Obiter knows any number of readers who felt trepidation at the sale of Fleet Street watering hole El Vino, traditional haunt of lawyers and journalists, to much larger wine merchant Davy’s – owner of 24 wine bars, not counting the four-strong El V mini chain.

The big question is: will anything change? Obiter’s main concern is the Fleet Street branch – the one where you might see a former lord chancellor enjoying ‘a wine’ with a hack or, on the right night, any number of QCs deftly avoiding their round. One partner from nearby Freshfields Bruckhaus Derringer is often to be found with a post-work cigar and a glass of wine by the back door.

Some late luminaries have their names emblazoned on the chairs or on plaques on the wall. 

El V’s last visible change was a good one – 33 years ago this November solicitor Tess Gill and journalist Anna Coote won a sex discrimination case that lifted a ban on women being served at the bar (hat-tip to Lord Justice Griffiths in the Court of Appeal for that).

But what of what readers like is threatened by sale? ‘We’re very conscious of (and love) the traditions behind El Vino’s!’ soothed the Davy’s corporate Twitter account when challenged online.

Obiter has done a little further digging. Well, the décor is mostly safe - with the exception of the toilets which require something called ‘work’ (Obiter struggles to disagree here) - and a new till is ‘needed’. The three less-historic outlying branches may lose the El V name.

But what about the, erm, ‘wine’ loyal lawyer-customers go there for? Arguably worse news here for die-hards – the El V warehouse (location unknown – yes, we tried) has stock for six months, then it’s over to the Davy’s standard range.

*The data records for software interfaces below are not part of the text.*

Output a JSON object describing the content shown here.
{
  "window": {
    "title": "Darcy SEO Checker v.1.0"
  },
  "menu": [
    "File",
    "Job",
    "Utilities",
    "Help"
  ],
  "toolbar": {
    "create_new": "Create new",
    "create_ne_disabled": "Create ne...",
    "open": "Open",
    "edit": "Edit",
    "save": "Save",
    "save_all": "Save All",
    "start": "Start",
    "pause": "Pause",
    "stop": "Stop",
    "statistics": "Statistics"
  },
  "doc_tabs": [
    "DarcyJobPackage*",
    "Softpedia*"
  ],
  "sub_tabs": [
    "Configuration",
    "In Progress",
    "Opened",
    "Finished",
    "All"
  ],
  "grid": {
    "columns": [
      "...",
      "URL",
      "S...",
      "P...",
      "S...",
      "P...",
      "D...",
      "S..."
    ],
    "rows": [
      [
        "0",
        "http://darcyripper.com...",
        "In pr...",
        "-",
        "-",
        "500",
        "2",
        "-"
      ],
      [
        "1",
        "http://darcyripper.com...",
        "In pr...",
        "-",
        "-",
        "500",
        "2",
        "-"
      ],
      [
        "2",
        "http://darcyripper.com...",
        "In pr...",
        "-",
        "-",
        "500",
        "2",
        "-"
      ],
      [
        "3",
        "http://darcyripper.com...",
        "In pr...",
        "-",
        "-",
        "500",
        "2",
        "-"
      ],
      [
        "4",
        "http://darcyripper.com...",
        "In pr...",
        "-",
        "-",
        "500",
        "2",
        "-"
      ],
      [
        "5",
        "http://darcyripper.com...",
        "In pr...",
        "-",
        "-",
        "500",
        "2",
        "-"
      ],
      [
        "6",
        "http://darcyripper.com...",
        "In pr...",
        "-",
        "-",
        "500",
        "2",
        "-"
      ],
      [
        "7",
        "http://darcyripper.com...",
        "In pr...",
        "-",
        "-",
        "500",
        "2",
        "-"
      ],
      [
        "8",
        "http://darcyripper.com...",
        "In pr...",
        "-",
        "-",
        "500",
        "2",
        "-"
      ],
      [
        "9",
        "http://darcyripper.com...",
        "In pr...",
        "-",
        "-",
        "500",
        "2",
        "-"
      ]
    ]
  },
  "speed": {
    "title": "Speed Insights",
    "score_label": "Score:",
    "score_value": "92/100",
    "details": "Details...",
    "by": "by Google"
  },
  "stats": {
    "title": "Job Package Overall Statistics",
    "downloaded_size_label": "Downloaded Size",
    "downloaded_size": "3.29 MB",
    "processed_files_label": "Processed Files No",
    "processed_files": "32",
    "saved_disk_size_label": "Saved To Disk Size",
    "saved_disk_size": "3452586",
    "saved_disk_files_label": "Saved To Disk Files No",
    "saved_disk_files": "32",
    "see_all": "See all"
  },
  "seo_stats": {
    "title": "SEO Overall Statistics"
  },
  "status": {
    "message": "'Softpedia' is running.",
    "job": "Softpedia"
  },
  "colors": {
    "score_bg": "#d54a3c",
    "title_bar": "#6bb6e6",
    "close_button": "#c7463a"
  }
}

Griffiths LJ died in June, so is sadly unable to adjudicate any further on-site management issues. An Obiter sub-committee will be monitoring menu changes.